  5. Environmental sustainability: The seastead should be designed with sustainability in mind, reducing its impact on the environment and promoting renewable energy sources, waste management, and resource conservation.
  6. Comfort and safety: The structure should provide a safe and comfortable living environment for its inhabitants, including amenities such as air conditioning, insulation, and fire protection.
  7. Scalability: The seastead should be scalable, allowing it to grow and accommodate a growing population while still maintaining its stability and self-sufficiency.
  8. Jurisdiction: The seastead should be designed to operate within the boundaries of international maritime laws and regulations.
These design goals must be carefully balanced and considered when designing a seastead structure to ensure its success and viability as a self-sustaining community on the ocean.

5) When designing a single-family seastead, an engineer should keep the following design goals in mind:

  1. Stability and buoyancy: The seastead must be able to remain stable and afloat in the water, even in rough conditions.
  2. Durability: The seastead should be built with durable materials that can withstand the elements and the impact of waves.
  3. Self-sufficiency: The seastead should be equipped with systems that provide essential resources such as power, water, and waste management, to allow the occupants to live sustainably at sea.
  4. Comfort and livability: The seastead should be designed with the comfort and livability of the occupants in mind, with appropriate living spaces, ventilation, and insulation to ensure a pleasant living environment.
  5. Safety and security: The seastead should be designed with safety and security in mind, with measures such as life rafts, communications systems, and fire suppression systems to protect the occupants in case of emergency.
  6. Affordability: The seastead should be designed with affordability in mind, with cost-effective materials and systems that minimize the cost of construction and maintenance.

A seastead is a platform built on the ocean for the purpose of living, working, or conducting business.

Jerome FitzGerald

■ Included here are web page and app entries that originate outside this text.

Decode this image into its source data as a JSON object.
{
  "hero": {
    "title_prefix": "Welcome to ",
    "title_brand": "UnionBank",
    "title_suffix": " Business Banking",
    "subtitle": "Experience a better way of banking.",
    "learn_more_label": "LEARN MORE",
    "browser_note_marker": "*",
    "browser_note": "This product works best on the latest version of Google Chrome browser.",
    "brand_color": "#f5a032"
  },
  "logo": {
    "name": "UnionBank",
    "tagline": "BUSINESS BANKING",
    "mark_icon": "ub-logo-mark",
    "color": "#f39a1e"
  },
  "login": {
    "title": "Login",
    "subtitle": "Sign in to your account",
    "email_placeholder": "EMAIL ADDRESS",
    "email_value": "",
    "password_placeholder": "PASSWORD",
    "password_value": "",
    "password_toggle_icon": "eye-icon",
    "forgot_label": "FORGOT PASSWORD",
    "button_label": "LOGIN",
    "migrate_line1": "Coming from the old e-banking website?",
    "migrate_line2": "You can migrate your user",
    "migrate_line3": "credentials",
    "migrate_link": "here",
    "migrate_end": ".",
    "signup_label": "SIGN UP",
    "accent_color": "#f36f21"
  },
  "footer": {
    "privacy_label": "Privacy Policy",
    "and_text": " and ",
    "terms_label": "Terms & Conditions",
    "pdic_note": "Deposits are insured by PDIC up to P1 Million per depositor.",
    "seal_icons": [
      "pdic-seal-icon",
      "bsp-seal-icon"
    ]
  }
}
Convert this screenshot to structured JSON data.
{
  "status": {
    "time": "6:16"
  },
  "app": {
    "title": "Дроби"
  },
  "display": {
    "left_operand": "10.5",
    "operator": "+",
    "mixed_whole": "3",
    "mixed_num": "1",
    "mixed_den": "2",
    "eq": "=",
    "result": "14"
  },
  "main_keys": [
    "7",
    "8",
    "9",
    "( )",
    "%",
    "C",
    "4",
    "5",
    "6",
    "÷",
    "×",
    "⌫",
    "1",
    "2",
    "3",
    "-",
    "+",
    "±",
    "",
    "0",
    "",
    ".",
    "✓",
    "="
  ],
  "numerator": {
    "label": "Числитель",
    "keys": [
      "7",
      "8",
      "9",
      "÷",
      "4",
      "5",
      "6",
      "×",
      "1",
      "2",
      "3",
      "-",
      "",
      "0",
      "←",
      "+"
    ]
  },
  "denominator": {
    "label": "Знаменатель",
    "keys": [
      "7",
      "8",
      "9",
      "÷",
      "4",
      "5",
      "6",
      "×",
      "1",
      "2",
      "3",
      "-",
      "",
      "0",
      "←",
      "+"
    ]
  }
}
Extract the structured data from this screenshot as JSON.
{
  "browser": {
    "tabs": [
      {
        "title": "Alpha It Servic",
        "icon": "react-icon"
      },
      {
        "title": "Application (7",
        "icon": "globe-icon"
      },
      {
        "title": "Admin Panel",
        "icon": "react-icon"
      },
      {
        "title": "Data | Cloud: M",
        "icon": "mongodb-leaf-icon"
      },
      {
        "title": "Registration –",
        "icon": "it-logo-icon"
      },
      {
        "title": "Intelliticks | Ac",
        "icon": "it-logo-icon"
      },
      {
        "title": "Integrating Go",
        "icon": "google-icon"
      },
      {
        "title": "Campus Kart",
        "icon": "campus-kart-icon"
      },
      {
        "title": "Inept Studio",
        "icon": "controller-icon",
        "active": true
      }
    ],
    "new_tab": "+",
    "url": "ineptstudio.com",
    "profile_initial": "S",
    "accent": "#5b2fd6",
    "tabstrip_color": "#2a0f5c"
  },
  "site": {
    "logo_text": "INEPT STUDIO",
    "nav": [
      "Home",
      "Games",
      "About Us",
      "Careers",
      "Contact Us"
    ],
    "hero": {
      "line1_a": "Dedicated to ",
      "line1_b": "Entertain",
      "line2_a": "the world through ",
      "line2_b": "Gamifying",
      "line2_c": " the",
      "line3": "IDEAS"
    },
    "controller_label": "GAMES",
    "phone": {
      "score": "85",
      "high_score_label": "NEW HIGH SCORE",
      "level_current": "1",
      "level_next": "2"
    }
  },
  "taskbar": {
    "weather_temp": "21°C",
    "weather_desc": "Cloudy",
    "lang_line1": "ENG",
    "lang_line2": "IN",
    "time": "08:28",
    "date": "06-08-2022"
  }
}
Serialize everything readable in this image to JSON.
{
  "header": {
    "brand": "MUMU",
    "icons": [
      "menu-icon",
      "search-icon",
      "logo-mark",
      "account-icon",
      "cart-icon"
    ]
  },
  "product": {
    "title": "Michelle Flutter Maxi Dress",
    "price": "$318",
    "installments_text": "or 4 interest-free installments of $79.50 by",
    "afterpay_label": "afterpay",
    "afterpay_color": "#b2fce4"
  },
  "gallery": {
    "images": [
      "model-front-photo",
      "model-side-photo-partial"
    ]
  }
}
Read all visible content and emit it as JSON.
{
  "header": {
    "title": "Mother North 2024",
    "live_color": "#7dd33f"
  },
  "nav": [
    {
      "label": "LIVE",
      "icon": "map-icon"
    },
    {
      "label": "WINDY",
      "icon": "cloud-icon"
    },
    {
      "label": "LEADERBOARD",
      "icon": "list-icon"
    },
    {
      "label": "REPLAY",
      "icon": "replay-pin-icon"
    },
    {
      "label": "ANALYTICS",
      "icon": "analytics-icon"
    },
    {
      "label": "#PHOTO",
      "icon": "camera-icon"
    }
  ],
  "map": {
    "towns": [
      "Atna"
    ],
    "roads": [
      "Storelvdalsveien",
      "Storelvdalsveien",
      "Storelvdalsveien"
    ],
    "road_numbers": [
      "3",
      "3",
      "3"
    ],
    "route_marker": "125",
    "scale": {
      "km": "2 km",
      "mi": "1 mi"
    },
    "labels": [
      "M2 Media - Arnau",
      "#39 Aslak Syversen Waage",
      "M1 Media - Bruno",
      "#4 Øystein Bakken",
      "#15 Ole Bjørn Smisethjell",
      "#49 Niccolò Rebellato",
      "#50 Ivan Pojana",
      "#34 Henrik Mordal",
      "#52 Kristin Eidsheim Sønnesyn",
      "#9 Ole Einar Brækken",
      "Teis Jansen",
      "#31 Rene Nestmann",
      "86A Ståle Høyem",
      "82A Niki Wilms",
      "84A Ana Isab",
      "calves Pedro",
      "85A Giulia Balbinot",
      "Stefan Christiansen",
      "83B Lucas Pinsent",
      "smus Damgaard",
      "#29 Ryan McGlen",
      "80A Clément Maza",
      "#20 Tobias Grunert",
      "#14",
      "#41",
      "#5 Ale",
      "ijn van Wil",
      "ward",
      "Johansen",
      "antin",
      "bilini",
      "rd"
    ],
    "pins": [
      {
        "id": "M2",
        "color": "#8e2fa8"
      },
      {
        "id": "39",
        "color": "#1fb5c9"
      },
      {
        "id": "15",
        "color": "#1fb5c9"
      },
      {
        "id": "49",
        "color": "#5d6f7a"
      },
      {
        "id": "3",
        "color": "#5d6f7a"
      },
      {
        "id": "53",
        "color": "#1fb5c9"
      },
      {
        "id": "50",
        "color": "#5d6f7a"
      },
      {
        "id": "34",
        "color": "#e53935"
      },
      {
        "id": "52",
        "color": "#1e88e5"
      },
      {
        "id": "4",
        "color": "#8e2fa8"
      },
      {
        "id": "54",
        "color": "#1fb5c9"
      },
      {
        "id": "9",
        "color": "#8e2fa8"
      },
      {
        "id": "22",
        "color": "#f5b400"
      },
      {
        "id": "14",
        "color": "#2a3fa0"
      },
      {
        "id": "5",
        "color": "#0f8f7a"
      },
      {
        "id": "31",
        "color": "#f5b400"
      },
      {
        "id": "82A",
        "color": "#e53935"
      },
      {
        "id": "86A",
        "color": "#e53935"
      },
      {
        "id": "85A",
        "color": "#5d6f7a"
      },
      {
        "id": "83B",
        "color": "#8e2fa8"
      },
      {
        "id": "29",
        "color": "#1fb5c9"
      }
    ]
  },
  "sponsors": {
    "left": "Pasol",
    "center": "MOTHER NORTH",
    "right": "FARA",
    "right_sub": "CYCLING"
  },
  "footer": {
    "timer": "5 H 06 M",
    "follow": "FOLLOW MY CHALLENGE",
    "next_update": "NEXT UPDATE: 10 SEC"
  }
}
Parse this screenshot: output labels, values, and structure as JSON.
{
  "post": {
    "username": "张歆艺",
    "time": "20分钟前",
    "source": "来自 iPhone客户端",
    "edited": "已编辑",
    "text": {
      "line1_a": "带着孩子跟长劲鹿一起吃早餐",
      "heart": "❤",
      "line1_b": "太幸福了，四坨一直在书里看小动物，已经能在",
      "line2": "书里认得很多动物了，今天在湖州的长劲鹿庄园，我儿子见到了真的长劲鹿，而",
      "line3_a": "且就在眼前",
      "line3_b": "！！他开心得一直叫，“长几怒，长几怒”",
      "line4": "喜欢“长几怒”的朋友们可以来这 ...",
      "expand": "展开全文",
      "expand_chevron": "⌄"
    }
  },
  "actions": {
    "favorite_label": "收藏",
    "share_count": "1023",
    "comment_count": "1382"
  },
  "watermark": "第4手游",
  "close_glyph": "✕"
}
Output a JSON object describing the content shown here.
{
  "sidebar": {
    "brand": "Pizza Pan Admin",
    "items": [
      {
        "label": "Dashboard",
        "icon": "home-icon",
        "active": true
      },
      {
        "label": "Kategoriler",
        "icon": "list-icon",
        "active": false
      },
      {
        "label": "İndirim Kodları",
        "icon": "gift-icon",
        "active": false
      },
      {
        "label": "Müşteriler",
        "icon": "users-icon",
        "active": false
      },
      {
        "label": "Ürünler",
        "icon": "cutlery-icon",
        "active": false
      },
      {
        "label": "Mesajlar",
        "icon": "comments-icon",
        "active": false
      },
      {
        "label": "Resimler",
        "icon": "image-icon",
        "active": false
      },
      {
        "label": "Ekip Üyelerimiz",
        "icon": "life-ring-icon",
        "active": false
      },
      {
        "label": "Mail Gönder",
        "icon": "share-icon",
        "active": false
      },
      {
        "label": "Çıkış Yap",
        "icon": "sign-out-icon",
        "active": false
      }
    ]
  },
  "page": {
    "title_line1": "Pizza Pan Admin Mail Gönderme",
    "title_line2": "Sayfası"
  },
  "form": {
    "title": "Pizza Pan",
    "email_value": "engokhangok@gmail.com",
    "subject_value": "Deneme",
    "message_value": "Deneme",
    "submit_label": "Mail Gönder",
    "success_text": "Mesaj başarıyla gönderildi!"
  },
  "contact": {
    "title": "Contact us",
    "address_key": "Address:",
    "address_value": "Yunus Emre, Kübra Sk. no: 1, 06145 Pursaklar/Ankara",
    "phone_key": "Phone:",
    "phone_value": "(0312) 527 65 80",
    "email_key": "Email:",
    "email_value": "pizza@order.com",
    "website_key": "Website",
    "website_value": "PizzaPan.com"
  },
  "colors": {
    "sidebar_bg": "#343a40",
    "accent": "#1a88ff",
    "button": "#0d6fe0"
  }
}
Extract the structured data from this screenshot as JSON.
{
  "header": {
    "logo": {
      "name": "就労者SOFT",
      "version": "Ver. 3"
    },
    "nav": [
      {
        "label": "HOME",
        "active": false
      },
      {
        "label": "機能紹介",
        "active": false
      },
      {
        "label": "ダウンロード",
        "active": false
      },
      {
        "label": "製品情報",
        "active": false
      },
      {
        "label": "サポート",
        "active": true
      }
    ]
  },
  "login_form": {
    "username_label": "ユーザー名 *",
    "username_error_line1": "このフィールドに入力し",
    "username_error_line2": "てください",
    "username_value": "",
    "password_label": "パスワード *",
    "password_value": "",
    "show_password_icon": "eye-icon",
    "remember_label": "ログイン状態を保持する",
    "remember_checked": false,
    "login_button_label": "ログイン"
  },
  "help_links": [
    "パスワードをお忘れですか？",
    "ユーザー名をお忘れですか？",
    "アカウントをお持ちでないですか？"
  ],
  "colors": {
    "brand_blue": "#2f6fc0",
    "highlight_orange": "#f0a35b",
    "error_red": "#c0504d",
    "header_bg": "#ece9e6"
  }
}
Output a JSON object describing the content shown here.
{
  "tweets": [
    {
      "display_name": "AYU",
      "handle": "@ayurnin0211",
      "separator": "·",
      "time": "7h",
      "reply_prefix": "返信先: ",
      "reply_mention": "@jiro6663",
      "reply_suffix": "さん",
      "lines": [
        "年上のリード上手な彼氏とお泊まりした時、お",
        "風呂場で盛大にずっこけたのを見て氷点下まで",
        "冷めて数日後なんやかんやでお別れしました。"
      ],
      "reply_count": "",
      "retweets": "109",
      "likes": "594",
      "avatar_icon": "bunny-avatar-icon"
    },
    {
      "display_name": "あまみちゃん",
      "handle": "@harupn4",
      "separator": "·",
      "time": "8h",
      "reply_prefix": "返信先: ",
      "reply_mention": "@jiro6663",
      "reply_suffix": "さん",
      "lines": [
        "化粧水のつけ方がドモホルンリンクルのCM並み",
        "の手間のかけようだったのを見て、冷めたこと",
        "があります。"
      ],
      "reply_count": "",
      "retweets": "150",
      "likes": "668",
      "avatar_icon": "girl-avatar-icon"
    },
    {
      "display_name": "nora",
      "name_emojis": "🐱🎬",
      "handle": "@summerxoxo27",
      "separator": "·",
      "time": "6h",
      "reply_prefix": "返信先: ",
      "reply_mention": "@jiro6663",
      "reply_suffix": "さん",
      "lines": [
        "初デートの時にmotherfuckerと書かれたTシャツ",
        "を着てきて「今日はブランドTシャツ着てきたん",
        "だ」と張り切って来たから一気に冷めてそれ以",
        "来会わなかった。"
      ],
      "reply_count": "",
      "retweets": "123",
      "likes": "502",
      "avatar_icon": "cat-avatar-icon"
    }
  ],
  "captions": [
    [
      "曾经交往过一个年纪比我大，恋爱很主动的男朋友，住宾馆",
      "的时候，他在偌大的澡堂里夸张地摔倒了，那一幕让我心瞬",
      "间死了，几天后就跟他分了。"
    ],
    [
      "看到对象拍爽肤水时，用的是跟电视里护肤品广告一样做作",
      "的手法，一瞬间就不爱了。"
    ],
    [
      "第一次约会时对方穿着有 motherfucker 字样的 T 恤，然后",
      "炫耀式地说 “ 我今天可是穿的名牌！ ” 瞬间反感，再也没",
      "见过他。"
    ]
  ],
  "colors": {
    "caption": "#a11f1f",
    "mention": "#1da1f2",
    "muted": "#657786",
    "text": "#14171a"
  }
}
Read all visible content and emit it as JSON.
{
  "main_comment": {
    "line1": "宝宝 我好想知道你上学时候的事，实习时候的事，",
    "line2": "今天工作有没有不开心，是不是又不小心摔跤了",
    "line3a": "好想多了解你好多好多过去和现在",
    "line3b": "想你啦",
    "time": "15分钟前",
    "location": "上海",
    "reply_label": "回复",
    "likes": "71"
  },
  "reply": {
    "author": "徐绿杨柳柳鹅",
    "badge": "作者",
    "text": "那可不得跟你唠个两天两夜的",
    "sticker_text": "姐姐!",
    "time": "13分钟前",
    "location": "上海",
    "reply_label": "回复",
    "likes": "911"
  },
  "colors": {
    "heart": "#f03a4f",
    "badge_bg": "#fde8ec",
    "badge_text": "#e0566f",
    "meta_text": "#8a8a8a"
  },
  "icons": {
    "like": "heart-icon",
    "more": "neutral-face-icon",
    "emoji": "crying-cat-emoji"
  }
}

In his book, Sea-Steading: A Life of Hope and Freedom on the Last Viable Frontier Jerome FitzGerald writes, "A Sea-Stead is a homestead at sea. It is an attempt for an individual, a couple, or a family to attempt to create for themselves a better life."

Joe Quirk

Seasteads are man-made islands that float permanently on the ocean with any measure of a political autonomy. They would essentially be startup societies where people could form whatever kind of community they wanted.

Thoughts on above definitions

If a structure should be classified as a seastead or not should not depend on where it is located or where it was built. If a structure is a seastead it should still be a seastead even if it is moved into a harbor at some existing country.

If you put anti-fouling paint on the bottom of your seastead it should not cease to be a seastead. We expect to use marine aluminum for our seasteads and there are sea creatures that will bore through aluminum if you give them time to.

The goal of seasteading is more political freedom, but the first seasteads will legally be boats, barges, platforms, or some existing legal classification. Though they don't yet have politically independence, they will still be seasteads.

I think my definition is the only one that hints at how powerful the ability to leave an existing jurisdiction with your home can be. Even if seasteads never made any new governance, the ability to easily leave governments that are turning bad is a huge improvement for people. And even if we eventually do get new governance, the first structures will just be taking advantage of the fact that they can change jurisdictions.

A seastead has to be able to handle waves on the high seas. A houseboat that can only go on lakes or rivers is not a seastead.

Most people would not call a boat a seastead. There is something different between the function of a seastead and that of a boat.

There will probably be larger seasteads eventually, and groups of seasteads, but at first they will be single family sized.